Of particular note is the headline of an article in The Outline: "I had a mastectomy to lessen my risk of breast cancer. Does new science say that was a mistake?” For many patients who have already had a risk-reducing mastectomy, this misleading headline may cause anxiety, regret, or self-doubt about their decision. Yet, the new science referenced in the article applies to the 10–20% of individuals who receive a test result of VUS. It does not apply to women who test positive for a harmful mutation in BRCA or another gene; nor does it imply that choosing a mastectomy is a “mistake" for most women.
The lede that accompanies this article is also misleading and inflammatory in tone. It states, “A new study used CRISPR (a technology that can manipulate DNA) to reconstruct all of the possible BRCA gene mutations, and the odds that they all lead to cancer may be lower than the company that created the BRCA test would like us to believe.” First, the new study only reconstructed all possible gene mutations in about two-thirds of BRCA1, where most pathogenic mutations occur; it did not include any mutations in BRCA2 or other genes. Second, the last half of the lede implies that Myriad genetics is misleading consumers. While it is true that Myriad has not publicly shared their database of BRCA1 variants, this is not the same as misleading consumers about genetic test results. This article does reinforce a very relevant point: the importance of seeing a genetics expert before and after genetic testing. These experts can make sure that test results are correctly interpreted and can provide information on cancer screening and prevention based on your test results.
Read our XRAYS review on this new study and its clinically important results. This review has more coverage of media sources that reported on this new research, as well as additional issues with The Outline article.

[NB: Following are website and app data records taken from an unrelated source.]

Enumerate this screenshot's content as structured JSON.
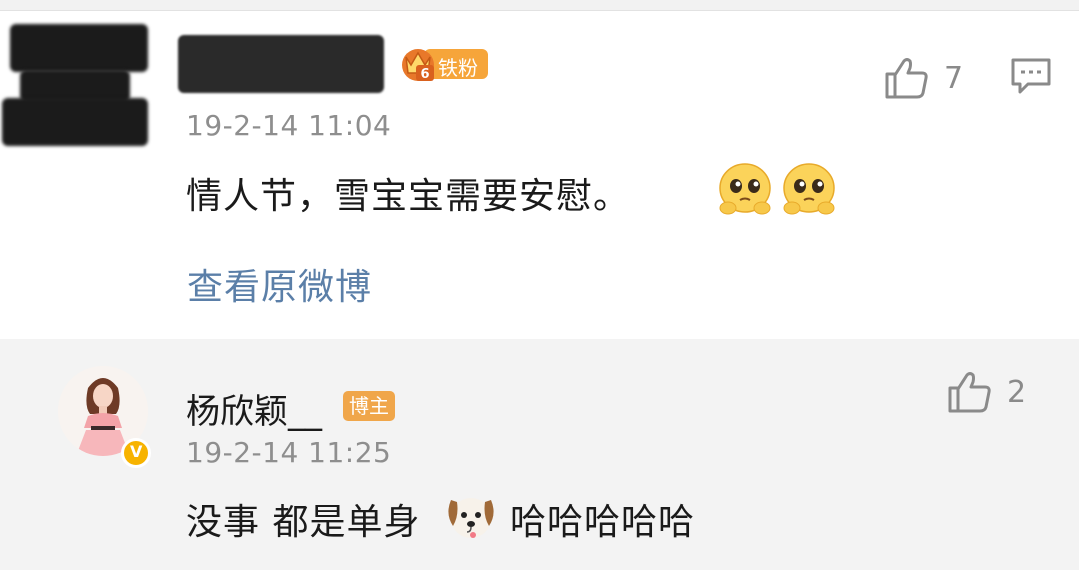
{
  "comment_main": {
    "badge_level": "6",
    "badge_label": "铁粉",
    "timestamp": "19-2-14 11:04",
    "text": "情人节，雪宝宝需要安慰。",
    "like_count": "7",
    "view_original_link": "查看原微博"
  },
  "reply": {
    "username": "杨欣颖__",
    "role_badge": "博主",
    "timestamp": "19-2-14 11:25",
    "text_before_emoji": "没事 都是单身",
    "text_after_emoji": "哈哈哈哈哈",
    "like_count": "2"
  },
  "colors": {
    "link": "#5b7fa8",
    "badge_orange": "#f6a53a",
    "reply_background": "#f3f3f3"
  }
}
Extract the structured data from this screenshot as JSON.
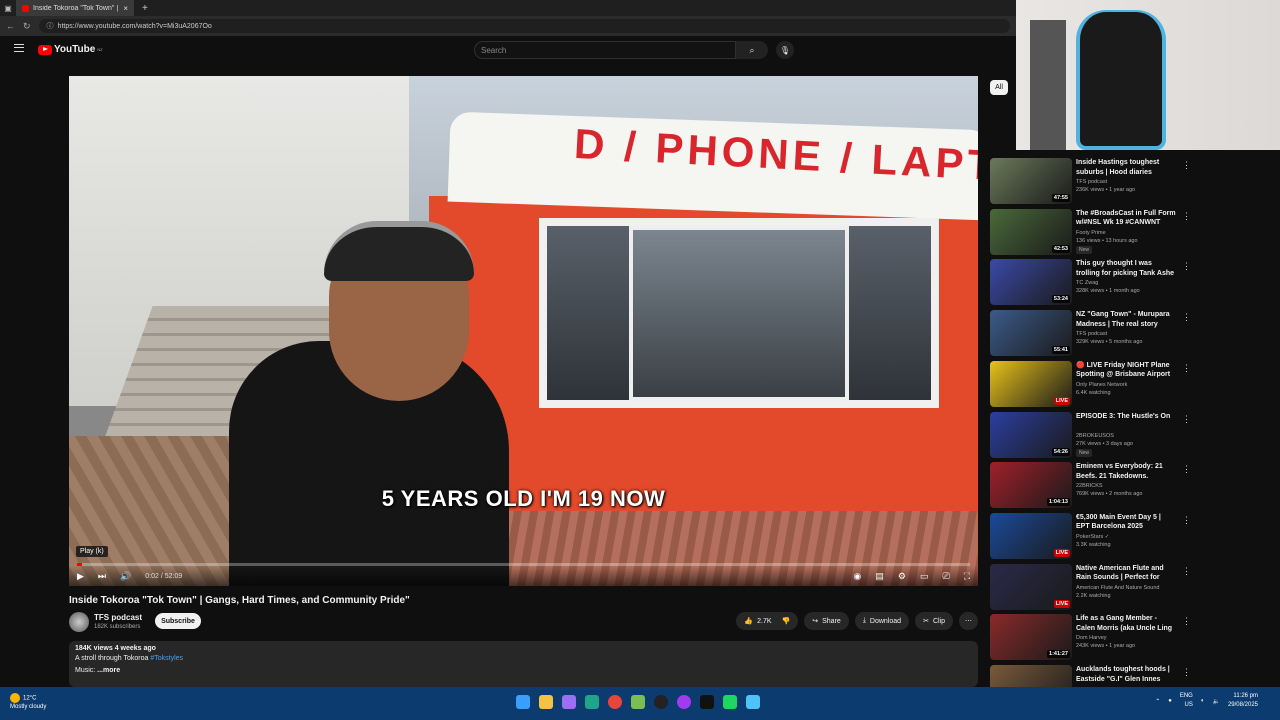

For anyone with a VUS in a BRCA or other high-risk cancer gene, consider this new study a step toward addressing the challenge of understanding the clinical impact of VUS. While a step forward, it does not provide all the answers. If you have received a test result of a Variant of Uncertain Significance for a BRCA mutation or another mutation associated with hereditary cancer, consider enrolling in this VUS research study.